WASHINGTON -- Hoping to unearth politically embarrassing revelations, congressional Republicans will begin hearings this week on two of the most sensitive issues that have confronted the Clinton administration: the Whitewater affair and the government's assault on the Branch Davidian sect near Waco, Texas.
Although preparations for the hearings have produced no major revelations, the proceedings are expected to prove highly distracting for the White House because it is already dealing with Bosnia, the budget and a re-election campaign in which the president's character is certain to be challenged.
As a sign of how embarrassing the hearings could become, Republicans investigating Whitewater plan to call Webster Hubbell tomorrow as the first witness. He is a Clinton confidant for many years who was a former senior Justice Department official.
Hubbell was sentenced in June to a 21-month prison sentence for mail fraud and tax evasion after he pleaded guilty to bilking his clients and law firm of almost $400,000.
Hubbell was a law partner of Hillary Rodham Clinton and Vincent Foster Jr. at the Rose Law Firm in Little Rock, Ark.
Mr. Foster, deputy White House counsel, died July 20, 1993, from a self-inflicted gunshot wound, according to law-enforcement officials.
The central focus of the hearings are the investigation into the circumstances surrounding his death and the removal of files from his office in the West Wing of the White House shortly after he died.

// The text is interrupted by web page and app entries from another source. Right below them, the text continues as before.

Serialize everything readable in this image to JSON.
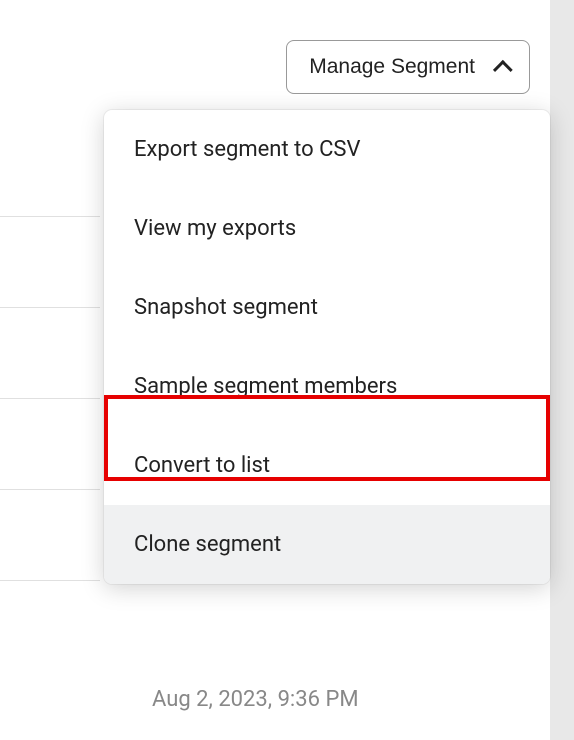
{
  "dropdown": {
    "button_label": "Manage Segment",
    "items": [
      {
        "label": "Export segment to CSV"
      },
      {
        "label": "View my exports"
      },
      {
        "label": "Snapshot segment"
      },
      {
        "label": "Sample segment members"
      },
      {
        "label": "Convert to list"
      },
      {
        "label": "Clone segment"
      }
    ]
  },
  "background": {
    "timestamp": "Aug 2, 2023, 9:36 PM"
  }
}
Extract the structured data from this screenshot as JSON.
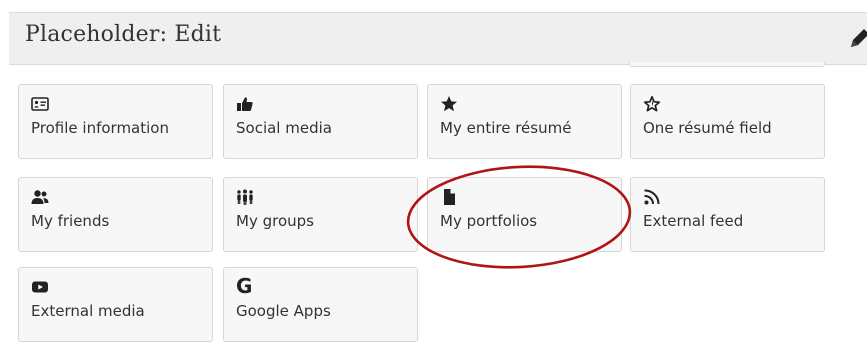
{
  "header": {
    "title": "Placeholder: Edit"
  },
  "tiles": [
    {
      "label": "Profile information",
      "icon": "id-card-icon"
    },
    {
      "label": "Social media",
      "icon": "thumbs-up-icon"
    },
    {
      "label": "My entire résumé",
      "icon": "star-icon"
    },
    {
      "label": "One résumé field",
      "icon": "star-outline-icon"
    },
    {
      "label": "My friends",
      "icon": "users-icon"
    },
    {
      "label": "My groups",
      "icon": "group-icon"
    },
    {
      "label": "My portfolios",
      "icon": "file-icon"
    },
    {
      "label": "External feed",
      "icon": "rss-icon"
    },
    {
      "label": "External media",
      "icon": "youtube-icon"
    },
    {
      "label": "Google Apps",
      "icon": "google-icon",
      "glyph": "G"
    }
  ],
  "colors": {
    "header_bg": "#efefef",
    "tile_bg": "#f7f7f7",
    "tile_border": "#d6d6d6",
    "text": "#333333",
    "annotation": "#b01515"
  }
}
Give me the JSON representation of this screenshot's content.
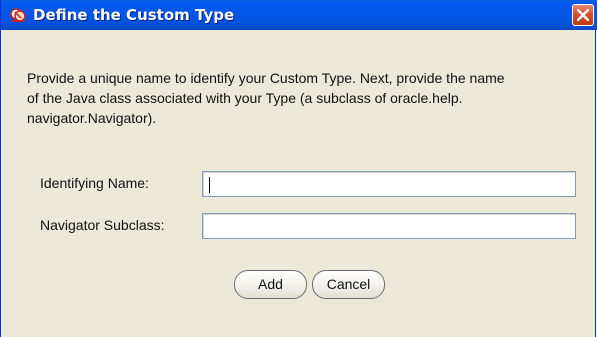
{
  "window": {
    "title": "Define the Custom Type",
    "icon": "app-icon",
    "close_icon": "close-icon"
  },
  "description": "Provide a unique name to identify your Custom Type. Next, provide the name of the Java class associated with your Type (a subclass of oracle.help.navigator.Navigator).",
  "description_lines": [
    "Provide a unique name to identify your Custom Type. Next, provide the name",
    "of the Java class associated with your Type (a subclass of oracle.help.",
    "navigator.Navigator)."
  ],
  "form": {
    "identifying_name": {
      "label": "Identifying Name:",
      "value": ""
    },
    "navigator_subclass": {
      "label": "Navigator Subclass:",
      "value": ""
    }
  },
  "buttons": {
    "add": "Add",
    "cancel": "Cancel"
  },
  "colors": {
    "titlebar": "#0456e8",
    "close_button": "#d7502f",
    "dialog_background": "#ece9d8",
    "field_border": "#7f9db9"
  }
}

The stakes during the two hearings are also high for Republicans, who are likely to be seen as grandstanding unless the hearings produce new evidence of wrongdoing or, at least, shed new light on the issues.
None of the major networks has agreed to televise the hearings live, nor has CNN or C-span, which said it would tape the hearings and show them when its schedule allowed.

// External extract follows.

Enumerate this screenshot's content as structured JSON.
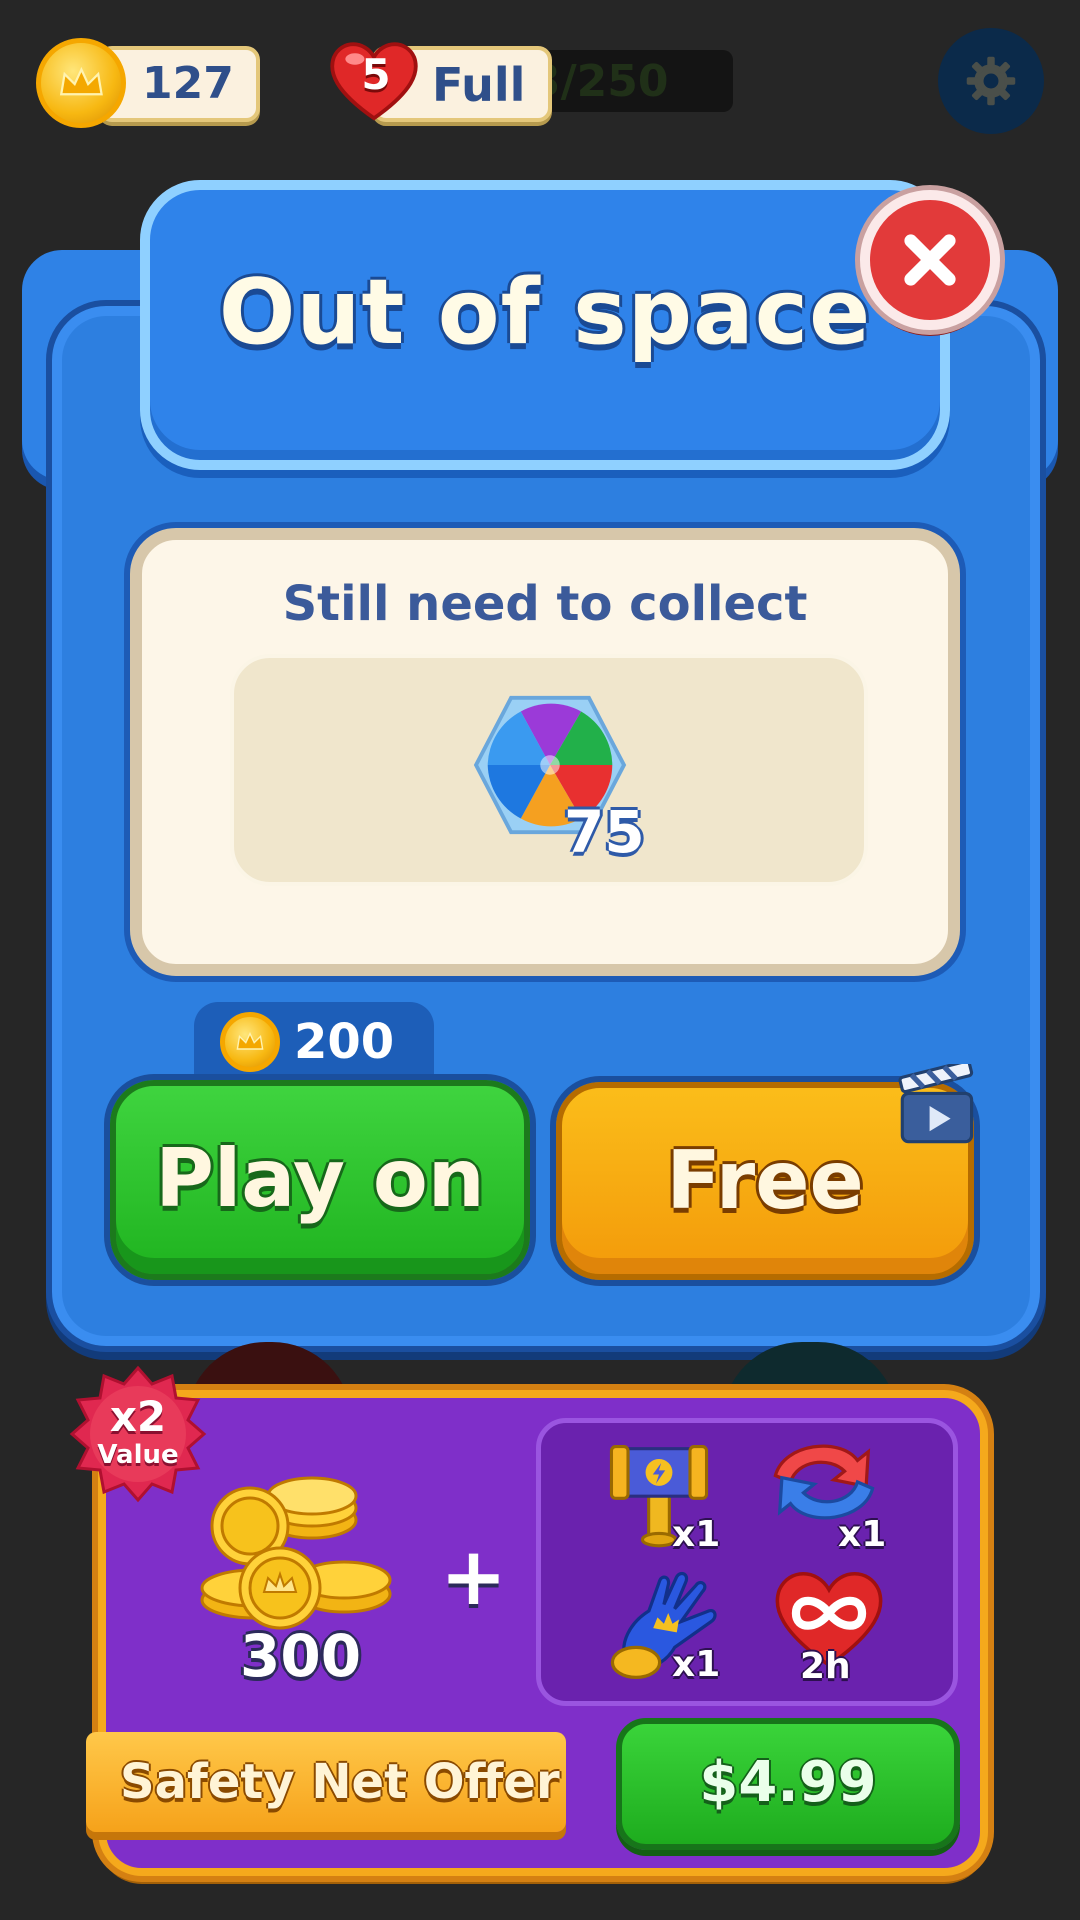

Whitewater hearings held last summer when the Democrats controlled Congress were not widely followed, although they sent tremors through Washington, led to the resignations of three senior Treasury officials and brought highly conflicting testimony that damaged the administration's credibility.
Those hearings were about accusations that officials at the Treasury Department held improper discussions with White House staff members about the investigation of a savings association at the center of the Whitewater case.
In the House, two committees will begin eight days of hearings about Waco on Wednesday. The hearings are expected to explore management decisions by law-enforcement agencies involved: the Bureau of Alcohol, Tobacco and Firearms and the FBI.
The hearings will culminate at the end of the month with the testimony of Attorney General Janet Reno. She has never faced hostile questioning from members of Congress on the Waco raid, which ended in a fire that killed about 80 Branch Davidians when federal agents tried to force them out by filling the compound with tear gas on April 19, 1993.
Hoping to blunt criticism, the Treasury Department has said the House proceedings are little more than a platform for opponents of gun control to rail against the administration and the Bureau of Alcohol, Tobacco and Firearms, the agency that enforces gun regulations.
The Republicans opened themselves to such criticism by having experts hired by the National Rifle Association accompany them on a trip to Texas last month to examine remnants of weapons found at the Davidian compound.